Reverend Samuels meets with Silas, and they both talk about the Lord like some distant college buddy holding a grudge. "Has he not moved past that yet?... He wants what I will not let him take," Silas bemoans, and I love every overdone minute of this crazed yet beautiful dialogue. God then throws a baby deer in front of his SUV, and Silas knows: he has to give up seeing his other family, in order to save the life of his other son. And here I thought he would have happily sacrificed Jack.

Speaking of Jack, last night we finally got to meet the secret boyfriend who puts a look of utter disgust on Jack's face, whilst he's out trying to get David and his friends to do dirty deeds. Sebastian Stan is growing on me - he's a quality actor with brilliant facial expressions - but I just need him to start doing more things besides being the spoiled son. Let's move past this stereotype, please. I hope the introduction to Joseph will allow this to happen. The same goes for his sister, except in her case she needs to stop spending all her time being noble. I need more from these kiddies, but it's only the third episode, and we've got nine more to go. So I'm still very optimistic to see Stan hit his big crescendo, in which I'm assuming he falls for David or tells off his Dad - both of those possibilities are in the Book of Samuel, which inspires this tale. One, however, is often debated. Guess which. But anyways, Jack takes David out for a night on the town, hoping he'll slip up - and of course (eye roll) he walks away.

I'm having a difficult time rooting for the country mouse. His biggest flaws (kissing a pretty girl and fearing a tank) hardly conjure up a lot of sympathy or excitement from the audience. David is always going to do the right thing - that much is obvious - but it's impossible to relate to such a perfect kid. Plus it's not terribly interesting to watch. After all, he was crowned prince of the butterflies in the pilot episode. He's chosen by God, and his blood runs red with goodliness and an "aw shucks" attitude. He's going to need to get a clue if he wants to lead the future Biblical team of rebels in the wilderness. Also, if his fake girlfriend is mad that he kissed another girl, then maybe she shouldn't blow him off all the time.

If he doesn't go up against someone important and actually prove that he has some stones, I'm going to start muting the TV whenever he's on and make up my own dialogue.

With no David about, the city mouse daughter gets all in a fuss when she realizes it's mommy dearest who kicked her boyfriend out of the fancy pants party. To which the Queen responds, ever so smartly, to grow the hell up. Knee deep in an amazing dialogue about how their fame matters, the Queen shakes her diamond covered head at her pup coldly reminding Michelle that no one here gives a crap about ballet, it's the family that people pay to see. The whole scene left me standing on my tip-toes with excitement. More evil queen, please! Even if it's just a one-liner coldly barked to her husband, like "That's enough of that," in regards to the other woman, she's amazing. Her ability to humanize her psalm-spouting husband and upgrade her spawns' arguments to a higher understanding is the glue that brings these two worlds together. The show would not be the same without her.

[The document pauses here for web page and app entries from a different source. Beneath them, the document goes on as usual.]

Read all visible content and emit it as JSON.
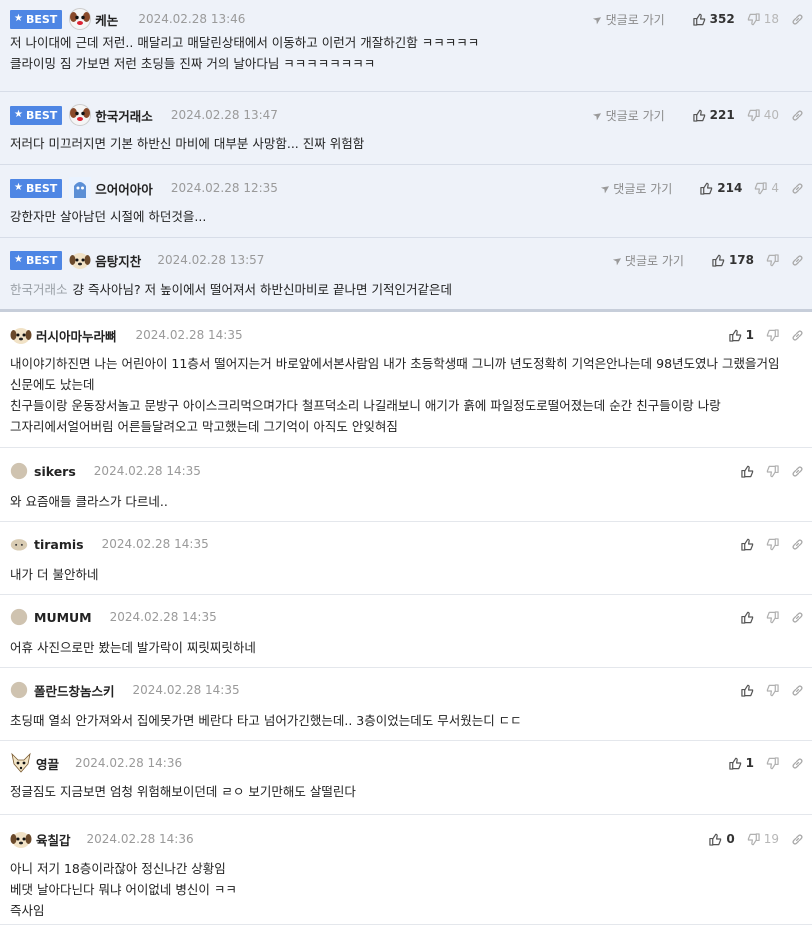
{
  "labels": {
    "best": "BEST",
    "reply": "댓글로 가기"
  },
  "colors": {
    "best_badge": "#4e86e4",
    "best_bg": "#eef2f9"
  },
  "comments": [
    {
      "best": true,
      "nick": "케논",
      "date": "2024.02.28 13:46",
      "show_reply": true,
      "up": "352",
      "down": "18",
      "lines": [
        "저 나이대에 근데 저런.. 매달리고 매달린상태에서 이동하고 이런거 개잘하긴함 ㅋㅋㅋㅋㅋ",
        "클라이밍 짐 가보면 저런 초딩들 진짜 거의 날아다님 ㅋㅋㅋㅋㅋㅋㅋㅋ"
      ]
    },
    {
      "best": true,
      "nick": "한국거래소",
      "date": "2024.02.28 13:47",
      "show_reply": true,
      "up": "221",
      "down": "40",
      "lines": [
        "저러다 미끄러지면 기본 하반신 마비에 대부분 사망함... 진짜 위험함"
      ]
    },
    {
      "best": true,
      "nick": "으어어아아",
      "date": "2024.02.28 12:35",
      "show_reply": true,
      "up": "214",
      "down": "4",
      "lines": [
        "강한자만 살아남던 시절에 하던것을..."
      ]
    },
    {
      "best": true,
      "nick": "음탕지찬",
      "date": "2024.02.28 13:57",
      "show_reply": true,
      "up": "178",
      "down": "",
      "mention": "한국거래소",
      "lines": [
        "걍 즉사아님? 저 높이에서 떨어져서 하반신마비로 끝나면 기적인거같은데"
      ]
    },
    {
      "best": false,
      "nick": "러시아마누라뼈",
      "date": "2024.02.28 14:35",
      "show_reply": false,
      "up": "1",
      "down": "",
      "lines": [
        "내이야기하진면 나는 어린아이 11층서 떨어지는거 바로앞에서본사람임 내가 초등학생때 그니까 년도정확히 기억은안나는데 98년도였나 그랬을거임 신문에도 났는데",
        "친구들이랑 운동장서놀고 문방구 아이스크리먹으며가다 철프덕소리 나길래보니 애기가 흙에 파일정도로떨어졌는데 순간 친구들이랑 나랑 그자리에서얼어버림 어른들달려오고 막고했는데 그기억이 아직도 안잊혀짐"
      ]
    },
    {
      "best": false,
      "nick": "sikers",
      "date": "2024.02.28 14:35",
      "show_reply": false,
      "up": "",
      "down": "",
      "lines": [
        "와 요즘애들 클라스가 다르네.."
      ]
    },
    {
      "best": false,
      "nick": "tiramis",
      "date": "2024.02.28 14:35",
      "show_reply": false,
      "up": "",
      "down": "",
      "lines": [
        "내가 더 불안하네"
      ]
    },
    {
      "best": false,
      "nick": "MUMUM",
      "date": "2024.02.28 14:35",
      "show_reply": false,
      "up": "",
      "down": "",
      "lines": [
        "어휴 사진으로만 봤는데 발가락이 찌릿찌릿하네"
      ]
    },
    {
      "best": false,
      "nick": "폴란드창놈스키",
      "date": "2024.02.28 14:35",
      "show_reply": false,
      "up": "",
      "down": "",
      "lines": [
        "초딩때 열쇠 안가져와서 집에못가면 베란다 타고 넘어가긴했는데.. 3층이었는데도 무서웠는디 ㄷㄷ"
      ]
    },
    {
      "best": false,
      "nick": "영끌",
      "date": "2024.02.28 14:36",
      "show_reply": false,
      "up": "1",
      "down": "",
      "lines": [
        "정글짐도 지금보면 엄청 위험해보이던데 ㄹㅇ 보기만해도 살떨린다"
      ]
    },
    {
      "best": false,
      "nick": "육칠갑",
      "date": "2024.02.28 14:36",
      "show_reply": false,
      "up": "0",
      "down": "19",
      "lines": [
        "아니 저기 18층이라잖아 정신나간 상황임",
        "베댓 날아다닌다 뭐냐 어이없네 병신이 ㅋㅋ",
        "즉사임"
      ]
    }
  ]
}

I look forward to next week - this show is getting juicier with every turn, besides already being the prettiest show on TV. If only we could get more people to watch it.